Sociologist Stephanie Coontz, in her acclaimed, fascinating, and fact-dense book, The Way We Never Were, illustrates the way that what is considered “traditional” must be socially constructed. For example, when people say “traditional marriage,” do they mean marriage between a man and his property? Between a man and more than one woman? Is the ideal age for marriage 13, 20 or 27? Is it for love, political maneuvering, survival, babies, or kitchens? How you answer these questions depends on when, exactly, in history you’re talking about. (See here for some humorous takes.)
The point: Since all of history is potentially a source of tradition, identifying any given period of time as The Traditional, and therefore deserving of our nostalgia, is arbitrary.

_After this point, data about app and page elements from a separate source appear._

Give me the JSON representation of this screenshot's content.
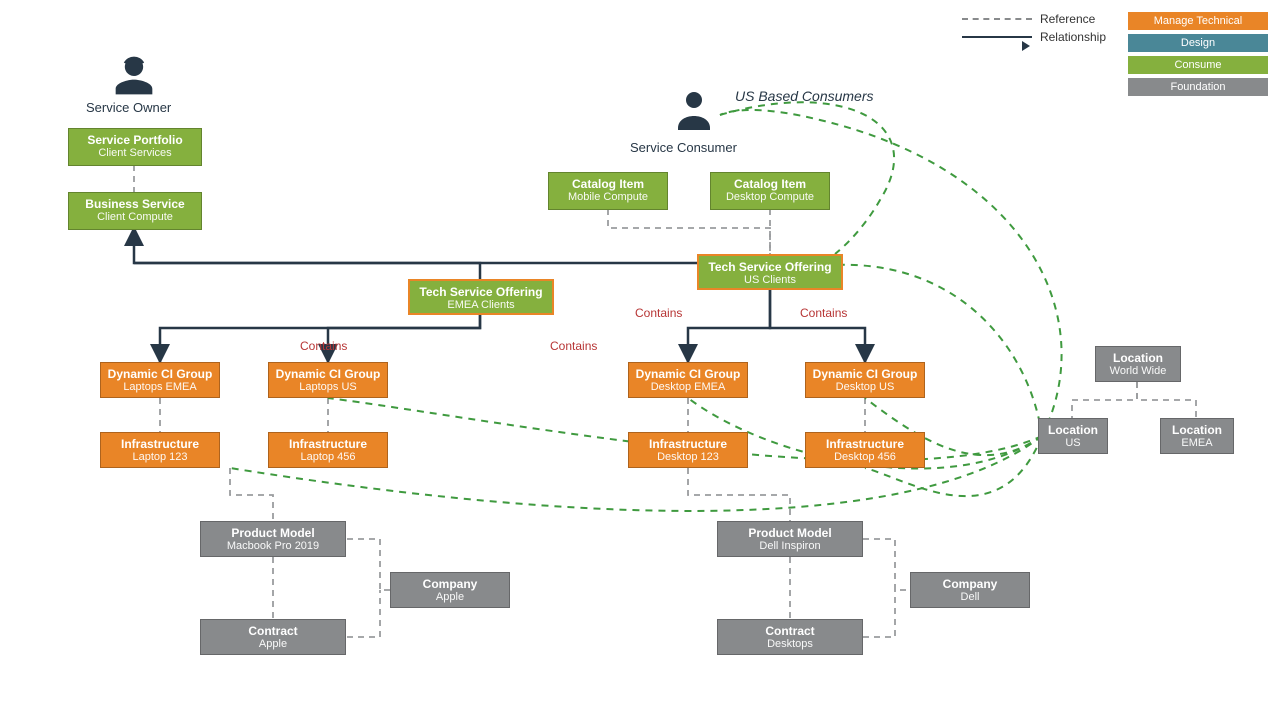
{
  "actors": {
    "owner_label": "Service Owner",
    "consumer_label": "Service Consumer"
  },
  "annotation": {
    "us_based": "US Based Consumers"
  },
  "legend": {
    "reference": "Reference",
    "relationship": "Relationship",
    "manage_technical": "Manage Technical",
    "design": "Design",
    "consume": "Consume",
    "foundation": "Foundation"
  },
  "labels": {
    "contains": "Contains"
  },
  "boxes": {
    "service_portfolio": {
      "title": "Service Portfolio",
      "sub": "Client Services"
    },
    "business_service": {
      "title": "Business Service",
      "sub": "Client Compute"
    },
    "tso_emea": {
      "title": "Tech Service Offering",
      "sub": "EMEA Clients"
    },
    "tso_us": {
      "title": "Tech Service Offering",
      "sub": "US Clients"
    },
    "catalog_mobile": {
      "title": "Catalog Item",
      "sub": "Mobile Compute"
    },
    "catalog_desktop": {
      "title": "Catalog Item",
      "sub": "Desktop Compute"
    },
    "dcg_laptops_emea": {
      "title": "Dynamic CI Group",
      "sub": "Laptops EMEA"
    },
    "dcg_laptops_us": {
      "title": "Dynamic CI Group",
      "sub": "Laptops US"
    },
    "dcg_desktop_emea": {
      "title": "Dynamic CI Group",
      "sub": "Desktop EMEA"
    },
    "dcg_desktop_us": {
      "title": "Dynamic CI Group",
      "sub": "Desktop US"
    },
    "infra_laptop123": {
      "title": "Infrastructure",
      "sub": "Laptop 123"
    },
    "infra_laptop456": {
      "title": "Infrastructure",
      "sub": "Laptop 456"
    },
    "infra_desktop123": {
      "title": "Infrastructure",
      "sub": "Desktop 123"
    },
    "infra_desktop456": {
      "title": "Infrastructure",
      "sub": "Desktop 456"
    },
    "pm_macbook": {
      "title": "Product Model",
      "sub": "Macbook Pro 2019"
    },
    "pm_dell": {
      "title": "Product Model",
      "sub": "Dell Inspiron"
    },
    "company_apple": {
      "title": "Company",
      "sub": "Apple"
    },
    "company_dell": {
      "title": "Company",
      "sub": "Dell"
    },
    "contract_apple": {
      "title": "Contract",
      "sub": "Apple"
    },
    "contract_desktops": {
      "title": "Contract",
      "sub": "Desktops"
    },
    "loc_world": {
      "title": "Location",
      "sub": "World Wide"
    },
    "loc_us": {
      "title": "Location",
      "sub": "US"
    },
    "loc_emea": {
      "title": "Location",
      "sub": "EMEA"
    }
  }
}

The Daily Show did a great job of illustrating this idea this week:Lisa Wade is a professor of sociology at Occidental College and the co-author of Gender: Ideas, Interactions, Institutions. You can follow her on Twitter and Facebook.